DIRECTIONS
With the images removed, reproduce each entry below word for word.

(RECORDS FOR THIS EXERCISE Opens)

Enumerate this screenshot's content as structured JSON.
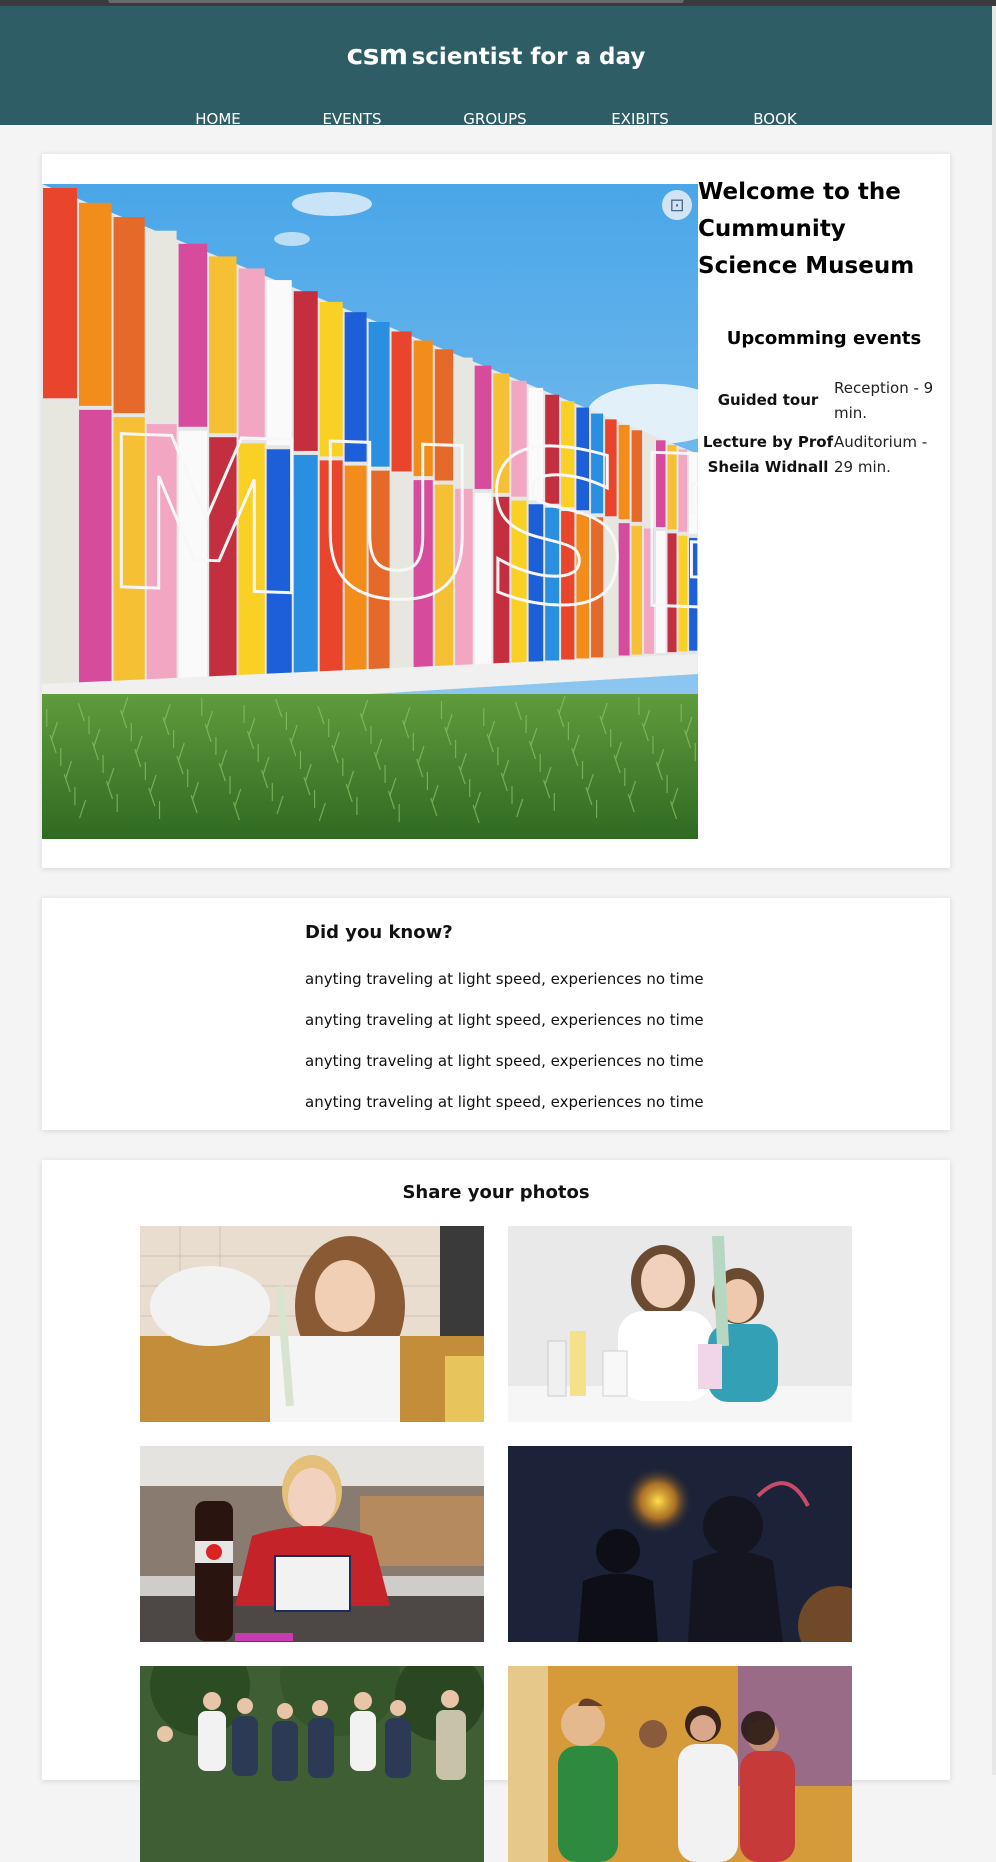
{
  "site": {
    "logo": "csm",
    "tagline": "scientist for a day"
  },
  "nav": {
    "items": [
      {
        "label": "HOME"
      },
      {
        "label": "EVENTS"
      },
      {
        "label": "GROUPS"
      },
      {
        "label": "EXIBITS"
      },
      {
        "label": "BOOK"
      }
    ]
  },
  "hero": {
    "image_text": "MUSEUM",
    "welcome": "Welcome to the Cummunity Science Museum",
    "lens_icon": "visual-search-icon"
  },
  "events": {
    "title": "Upcomming events",
    "items": [
      {
        "name": "Guided tour",
        "location": "Reception - 9 min."
      },
      {
        "name": "Lecture by Prof Sheila Widnall",
        "location": "Auditorium - 29 min."
      }
    ]
  },
  "did_you_know": {
    "title": "Did you know?",
    "facts": [
      "anyting traveling at light speed, experiences no time",
      "anyting traveling at light speed, experiences no time",
      "anyting traveling at light speed, experiences no time",
      "anyting traveling at light speed, experiences no time"
    ]
  },
  "share": {
    "title": "Share your photos",
    "photos": [
      {
        "label": "cola-bottle"
      }
    ]
  }
}
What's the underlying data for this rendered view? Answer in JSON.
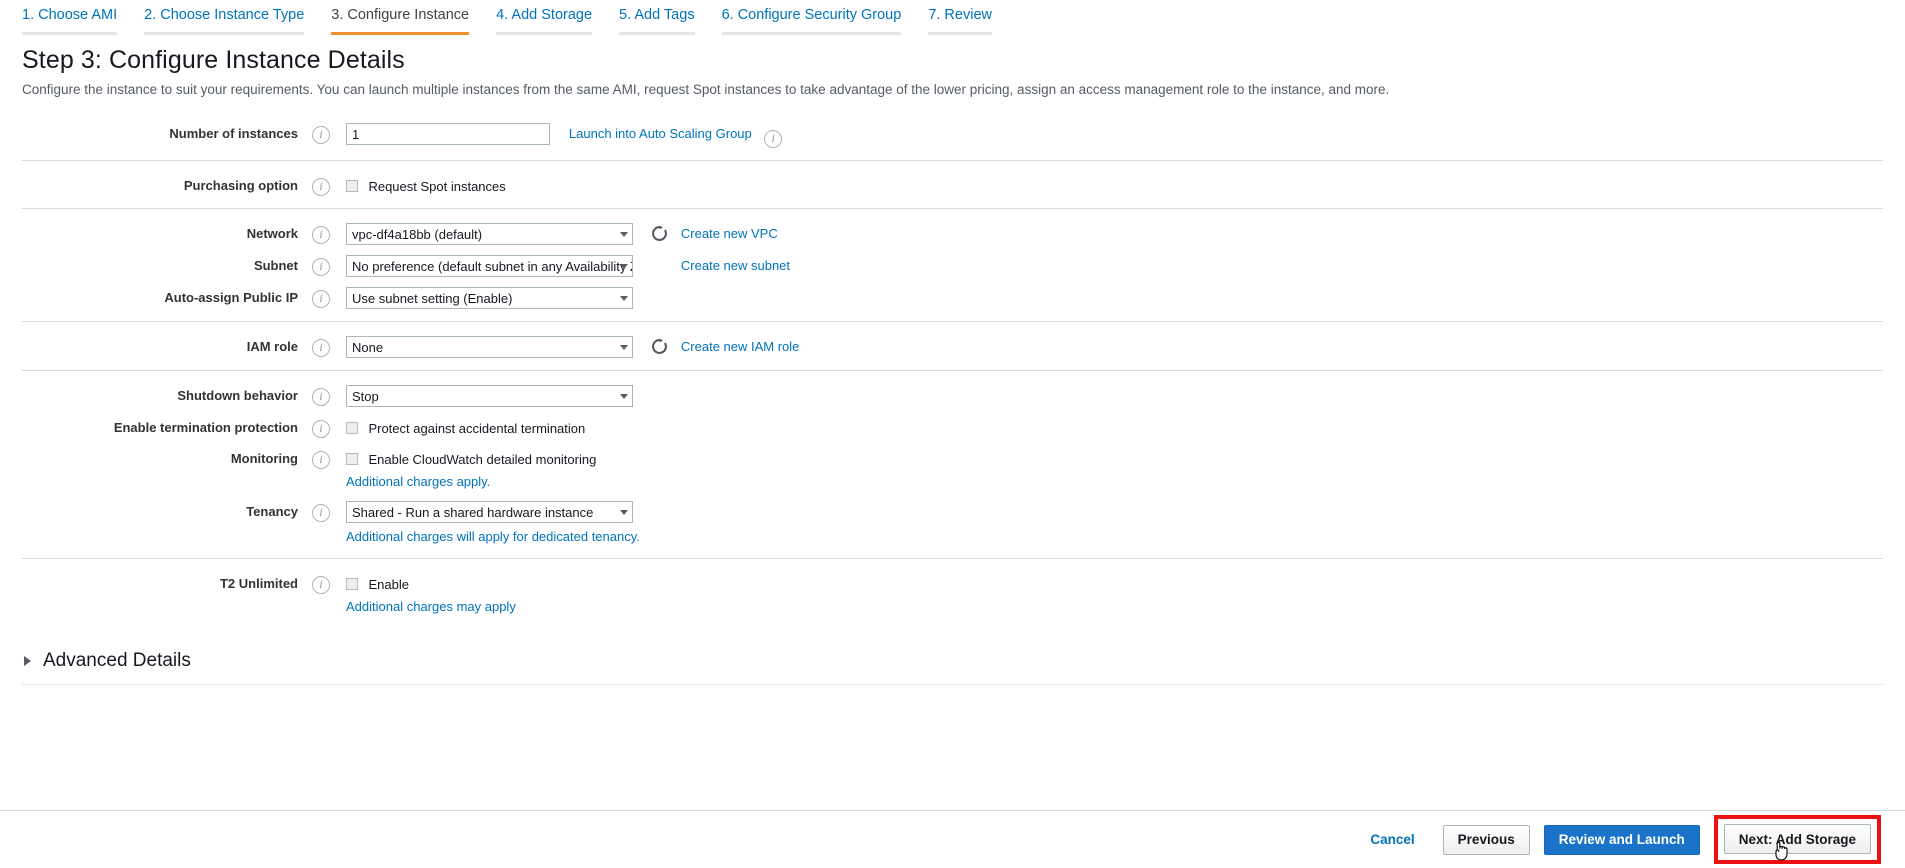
{
  "wizard": {
    "tabs": [
      {
        "label": "1. Choose AMI",
        "active": false
      },
      {
        "label": "2. Choose Instance Type",
        "active": false
      },
      {
        "label": "3. Configure Instance",
        "active": true
      },
      {
        "label": "4. Add Storage",
        "active": false
      },
      {
        "label": "5. Add Tags",
        "active": false
      },
      {
        "label": "6. Configure Security Group",
        "active": false
      },
      {
        "label": "7. Review",
        "active": false
      }
    ],
    "active_accent": "#ec912d",
    "link_color": "#0073bb"
  },
  "page": {
    "title": "Step 3: Configure Instance Details",
    "description": "Configure the instance to suit your requirements. You can launch multiple instances from the same AMI, request Spot instances to take advantage of the lower pricing, assign an access management role to the instance, and more."
  },
  "form": {
    "number_of_instances": {
      "label": "Number of instances",
      "value": "1",
      "link": "Launch into Auto Scaling Group",
      "info_icon": "info-icon"
    },
    "purchasing_option": {
      "label": "Purchasing option",
      "checkbox_label": "Request Spot instances",
      "checked": false
    },
    "network": {
      "label": "Network",
      "value": "vpc-df4a18bb (default)",
      "refresh_icon": "refresh-icon",
      "link": "Create new VPC"
    },
    "subnet": {
      "label": "Subnet",
      "value": "No preference (default subnet in any Availability Zone)",
      "link": "Create new subnet"
    },
    "auto_assign_public_ip": {
      "label": "Auto-assign Public IP",
      "value": "Use subnet setting (Enable)"
    },
    "iam_role": {
      "label": "IAM role",
      "value": "None",
      "refresh_icon": "refresh-icon",
      "link": "Create new IAM role"
    },
    "shutdown_behavior": {
      "label": "Shutdown behavior",
      "value": "Stop"
    },
    "termination_protection": {
      "label": "Enable termination protection",
      "checkbox_label": "Protect against accidental termination",
      "checked": false
    },
    "monitoring": {
      "label": "Monitoring",
      "checkbox_label": "Enable CloudWatch detailed monitoring",
      "checked": false,
      "note": "Additional charges apply."
    },
    "tenancy": {
      "label": "Tenancy",
      "value": "Shared - Run a shared hardware instance",
      "note": "Additional charges will apply for dedicated tenancy."
    },
    "t2_unlimited": {
      "label": "T2 Unlimited",
      "checkbox_label": "Enable",
      "checked": false,
      "note": "Additional charges may apply"
    }
  },
  "advanced": {
    "title": "Advanced Details",
    "expanded": false,
    "caret_icon": "chevron-right-icon"
  },
  "footer": {
    "cancel": "Cancel",
    "previous": "Previous",
    "review_and_launch": "Review and Launch",
    "next": "Next: Add  Storage",
    "highlight_color": "#ee1111",
    "primary_color": "#1a73c8"
  }
}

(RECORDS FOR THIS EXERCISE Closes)

SOLUTION TO THIS EXERCISE
Enumerate this screenshot's content as structured JSON.
{
  "site": {
    "logo": "csm",
    "tagline": "scientist for a day"
  },
  "nav": {
    "items": [
      {
        "label": "HOME"
      },
      {
        "label": "EVENTS"
      },
      {
        "label": "GROUPS"
      },
      {
        "label": "EXIBITS"
      },
      {
        "label": "BOOK"
      }
    ]
  },
  "hero": {
    "image_text": "MUSEUM",
    "welcome": "Welcome to the Cummunity Science Museum",
    "lens_icon": "visual-search-icon"
  },
  "events": {
    "title": "Upcomming events",
    "items": [
      {
        "name": "Guided tour",
        "location": "Reception - 9 min."
      },
      {
        "name": "Lecture by Prof Sheila Widnall",
        "location": "Auditorium - 29 min."
      }
    ]
  },
  "did_you_know": {
    "title": "Did you know?",
    "facts": [
      "anyting traveling at light speed, experiences no time",
      "anyting traveling at light speed, experiences no time",
      "anyting traveling at light speed, experiences no time",
      "anyting traveling at light speed, experiences no time"
    ]
  },
  "share": {
    "title": "Share your photos",
    "photos": [
      {
        "label": "cola-bottle"
      }
    ]
  }
}
What's the underlying data for this rendered view? Answer in JSON.
{
  "wizard": {
    "tabs": [
      {
        "label": "1. Choose AMI",
        "active": false
      },
      {
        "label": "2. Choose Instance Type",
        "active": false
      },
      {
        "label": "3. Configure Instance",
        "active": true
      },
      {
        "label": "4. Add Storage",
        "active": false
      },
      {
        "label": "5. Add Tags",
        "active": false
      },
      {
        "label": "6. Configure Security Group",
        "active": false
      },
      {
        "label": "7. Review",
        "active": false
      }
    ],
    "active_accent": "#ec912d",
    "link_color": "#0073bb"
  },
  "page": {
    "title": "Step 3: Configure Instance Details",
    "description": "Configure the instance to suit your requirements. You can launch multiple instances from the same AMI, request Spot instances to take advantage of the lower pricing, assign an access management role to the instance, and more."
  },
  "form": {
    "number_of_instances": {
      "label": "Number of instances",
      "value": "1",
      "link": "Launch into Auto Scaling Group",
      "info_icon": "info-icon"
    },
    "purchasing_option": {
      "label": "Purchasing option",
      "checkbox_label": "Request Spot instances",
      "checked": false
    },
    "network": {
      "label": "Network",
      "value": "vpc-df4a18bb (default)",
      "refresh_icon": "refresh-icon",
      "link": "Create new VPC"
    },
    "subnet": {
      "label": "Subnet",
      "value": "No preference (default subnet in any Availability Zone)",
      "link": "Create new subnet"
    },
    "auto_assign_public_ip": {
      "label": "Auto-assign Public IP",
      "value": "Use subnet setting (Enable)"
    },
    "iam_role": {
      "label": "IAM role",
      "value": "None",
      "refresh_icon": "refresh-icon",
      "link": "Create new IAM role"
    },
    "shutdown_behavior": {
      "label": "Shutdown behavior",
      "value": "Stop"
    },
    "termination_protection": {
      "label": "Enable termination protection",
      "checkbox_label": "Protect against accidental termination",
      "checked": false
    },
    "monitoring": {
      "label": "Monitoring",
      "checkbox_label": "Enable CloudWatch detailed monitoring",
      "checked": false,
      "note": "Additional charges apply."
    },
    "tenancy": {
      "label": "Tenancy",
      "value": "Shared - Run a shared hardware instance",
      "note": "Additional charges will apply for dedicated tenancy."
    },
    "t2_unlimited": {
      "label": "T2 Unlimited",
      "checkbox_label": "Enable",
      "checked": false,
      "note": "Additional charges may apply"
    }
  },
  "advanced": {
    "title": "Advanced Details",
    "expanded": false,
    "caret_icon": "chevron-right-icon"
  },
  "footer": {
    "cancel": "Cancel",
    "previous": "Previous",
    "review_and_launch": "Review and Launch",
    "next": "Next: Add  Storage",
    "highlight_color": "#ee1111",
    "primary_color": "#1a73c8"
  }
}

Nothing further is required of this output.